Having spent several hundred million pounds developing its technology, Homechoice was bought by Italian internet service provider Tiscali last week in a deal valuing it at up to &£100m.
Homechoice was a market leader in developing multi-play services, offering broadband internet access, television and a phone service in a bundled package. But despite novel services like 1,000 movies and 5,000 music videos available on demand, just 45,000 people signed up. A number of other potential buyers, thought to include BSkyB, have taken a look at the business recently before walking away. The question now is whether Tiscali can succeed where others have opted out.
“It needs to expand its services desperately,” says Rupert Graves, chief executive of digital media consultancy Industria Media. “There’s lots of price competition out there and the likes of Virgin, Sky and Orange offer a value proposition. Companies like Tiscali feel exposed.” He calls Tiscali a “middle-ranking” brand at the moment, but adds: “The addition of these services should help change that.”
Tiscali currently vies with Orange for fourth place in the UK broadband market, trailing behind BT, NTL/Telewest and AOL. It has some 1.2 million broadband customers, 350,000 of which also take its telephone service.
Against these figures, Homechoice’s user base is tiny. What Tiscali is really purchasing is not the customers, but the technology and content it hopes will allow it to compete against its rivals in an ever more crowded field. Homechoice’s owner Video Networks has agreements with all the major Hollywood studios, along with independent film companies and broadcasters such as the BBC and Nickelodeon.
Effectively Tiscali is betting that offering more content and services will help it survive at the point where broadband becomes a commodity.
“Obviously we’d like to make content available across as many platforms as possible,” says a spokeswoman for Tiscali. “The aim for us is multi-platform.”
When it relaunches as a triple-play offer at the end of the year, the Homechoice brand will be sidelined. Tiscali will then take its expanded service to other European countries. It already has 3.3 million users spread across Italy, Germany, the Netherlands and the Czech Republic, although there is speculation that it could sell its German and Dutch operations.
What do consumers want?

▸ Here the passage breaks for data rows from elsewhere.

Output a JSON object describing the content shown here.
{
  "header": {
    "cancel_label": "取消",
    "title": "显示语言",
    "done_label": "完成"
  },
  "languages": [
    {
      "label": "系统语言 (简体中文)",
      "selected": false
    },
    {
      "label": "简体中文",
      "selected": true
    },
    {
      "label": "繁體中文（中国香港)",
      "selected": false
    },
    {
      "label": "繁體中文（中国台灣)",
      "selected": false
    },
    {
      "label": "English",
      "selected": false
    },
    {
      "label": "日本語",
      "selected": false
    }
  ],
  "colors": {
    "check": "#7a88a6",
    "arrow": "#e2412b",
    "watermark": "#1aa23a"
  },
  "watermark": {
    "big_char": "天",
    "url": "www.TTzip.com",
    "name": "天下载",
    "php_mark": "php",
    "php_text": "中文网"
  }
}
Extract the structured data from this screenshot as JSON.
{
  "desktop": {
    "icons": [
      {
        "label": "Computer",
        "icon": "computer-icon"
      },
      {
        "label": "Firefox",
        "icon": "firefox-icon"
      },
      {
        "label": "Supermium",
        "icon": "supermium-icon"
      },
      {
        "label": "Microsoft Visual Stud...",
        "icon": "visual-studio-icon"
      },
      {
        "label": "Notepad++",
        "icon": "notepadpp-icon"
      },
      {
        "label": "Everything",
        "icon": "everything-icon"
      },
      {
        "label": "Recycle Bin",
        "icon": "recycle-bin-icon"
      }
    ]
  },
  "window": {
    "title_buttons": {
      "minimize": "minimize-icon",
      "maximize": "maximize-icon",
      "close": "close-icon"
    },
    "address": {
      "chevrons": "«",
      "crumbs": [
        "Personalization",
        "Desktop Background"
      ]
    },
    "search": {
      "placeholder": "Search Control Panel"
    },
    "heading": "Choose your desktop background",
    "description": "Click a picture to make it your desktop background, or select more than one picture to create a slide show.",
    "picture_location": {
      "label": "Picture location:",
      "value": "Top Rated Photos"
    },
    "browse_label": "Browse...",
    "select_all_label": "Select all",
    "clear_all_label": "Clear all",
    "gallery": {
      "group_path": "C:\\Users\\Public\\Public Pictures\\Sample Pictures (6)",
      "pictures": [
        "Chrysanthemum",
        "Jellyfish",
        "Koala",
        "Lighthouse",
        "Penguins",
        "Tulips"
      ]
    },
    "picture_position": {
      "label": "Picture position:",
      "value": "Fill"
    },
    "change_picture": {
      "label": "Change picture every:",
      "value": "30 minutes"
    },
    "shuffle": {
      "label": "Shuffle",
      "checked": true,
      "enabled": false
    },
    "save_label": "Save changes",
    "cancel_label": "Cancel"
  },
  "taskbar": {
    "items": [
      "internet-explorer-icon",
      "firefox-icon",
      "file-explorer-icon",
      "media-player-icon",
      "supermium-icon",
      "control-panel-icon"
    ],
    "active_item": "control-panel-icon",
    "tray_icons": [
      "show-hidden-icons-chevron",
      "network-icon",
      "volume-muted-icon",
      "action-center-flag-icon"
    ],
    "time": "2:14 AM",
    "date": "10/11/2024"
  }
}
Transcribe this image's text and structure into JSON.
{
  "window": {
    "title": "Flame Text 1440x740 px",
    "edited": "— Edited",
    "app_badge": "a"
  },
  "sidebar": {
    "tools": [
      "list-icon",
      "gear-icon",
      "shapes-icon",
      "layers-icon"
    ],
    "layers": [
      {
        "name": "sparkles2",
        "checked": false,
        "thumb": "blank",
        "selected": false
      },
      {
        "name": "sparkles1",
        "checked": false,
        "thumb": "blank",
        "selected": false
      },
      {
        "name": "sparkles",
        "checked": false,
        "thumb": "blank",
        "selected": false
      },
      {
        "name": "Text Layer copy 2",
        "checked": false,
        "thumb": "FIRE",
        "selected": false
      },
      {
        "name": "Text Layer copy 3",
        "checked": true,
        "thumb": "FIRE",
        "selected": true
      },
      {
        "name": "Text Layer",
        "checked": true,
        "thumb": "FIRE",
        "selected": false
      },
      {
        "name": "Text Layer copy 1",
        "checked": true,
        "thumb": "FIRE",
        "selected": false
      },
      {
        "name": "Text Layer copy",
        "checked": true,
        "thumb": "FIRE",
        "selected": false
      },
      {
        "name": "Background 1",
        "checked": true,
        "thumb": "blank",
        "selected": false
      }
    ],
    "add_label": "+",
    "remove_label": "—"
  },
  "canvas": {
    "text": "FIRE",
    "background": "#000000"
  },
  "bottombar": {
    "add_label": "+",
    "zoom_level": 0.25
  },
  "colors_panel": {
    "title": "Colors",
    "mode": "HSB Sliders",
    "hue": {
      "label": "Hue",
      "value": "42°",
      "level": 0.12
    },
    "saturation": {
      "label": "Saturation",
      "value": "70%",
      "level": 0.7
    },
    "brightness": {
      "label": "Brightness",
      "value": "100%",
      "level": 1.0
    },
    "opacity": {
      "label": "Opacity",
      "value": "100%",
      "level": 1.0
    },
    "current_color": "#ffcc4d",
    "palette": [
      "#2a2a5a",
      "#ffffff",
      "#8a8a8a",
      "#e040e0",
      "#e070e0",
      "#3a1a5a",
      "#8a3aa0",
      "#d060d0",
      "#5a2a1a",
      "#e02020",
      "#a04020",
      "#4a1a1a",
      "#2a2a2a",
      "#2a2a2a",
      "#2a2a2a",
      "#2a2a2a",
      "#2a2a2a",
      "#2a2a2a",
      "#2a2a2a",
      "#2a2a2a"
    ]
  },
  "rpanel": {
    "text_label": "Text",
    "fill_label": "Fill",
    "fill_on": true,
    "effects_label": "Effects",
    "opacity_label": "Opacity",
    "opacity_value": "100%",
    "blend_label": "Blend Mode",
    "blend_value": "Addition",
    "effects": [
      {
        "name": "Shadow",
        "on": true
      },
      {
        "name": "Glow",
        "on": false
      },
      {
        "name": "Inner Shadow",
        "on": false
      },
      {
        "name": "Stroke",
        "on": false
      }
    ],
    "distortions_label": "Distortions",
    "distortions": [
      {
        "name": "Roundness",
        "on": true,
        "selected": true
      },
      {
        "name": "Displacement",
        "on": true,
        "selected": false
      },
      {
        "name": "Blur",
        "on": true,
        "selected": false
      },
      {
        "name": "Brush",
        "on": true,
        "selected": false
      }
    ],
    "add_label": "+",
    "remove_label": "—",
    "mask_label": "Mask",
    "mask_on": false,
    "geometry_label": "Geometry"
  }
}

The difficulty Tiscali and its rivals, many of whom are also developing triple-play or even quad-play services, will face is that there is little evidence that consumers actually want them. Indeed, Homechoice’s failure to build up a sizeable user base highlights the fact that consumers are unconvinced of the need to throw all their eggs into one basket.
According to Ofcom, the number of households taking broadband, fixed telephony and cable television from one provider was 120,000 in the first quarter of the year.
While there are advantages to consumers taking these bundled offers, such as cheaper pricing, Ofcom points out that there are also disadvantages. Switching service providers is more difficult when everything has to change at once and consumers are left high and dry if the service breaks down.
Meanwhile, downward pressure on prices is likely to continue. If Tiscali is to prosper, it will have to attract more advertising pounds as well as more customers.
Graves says: “Advertising and sponsorship revenues will pay for the services. It’s going to be companies that can attract advertising and marketing that will succeed.”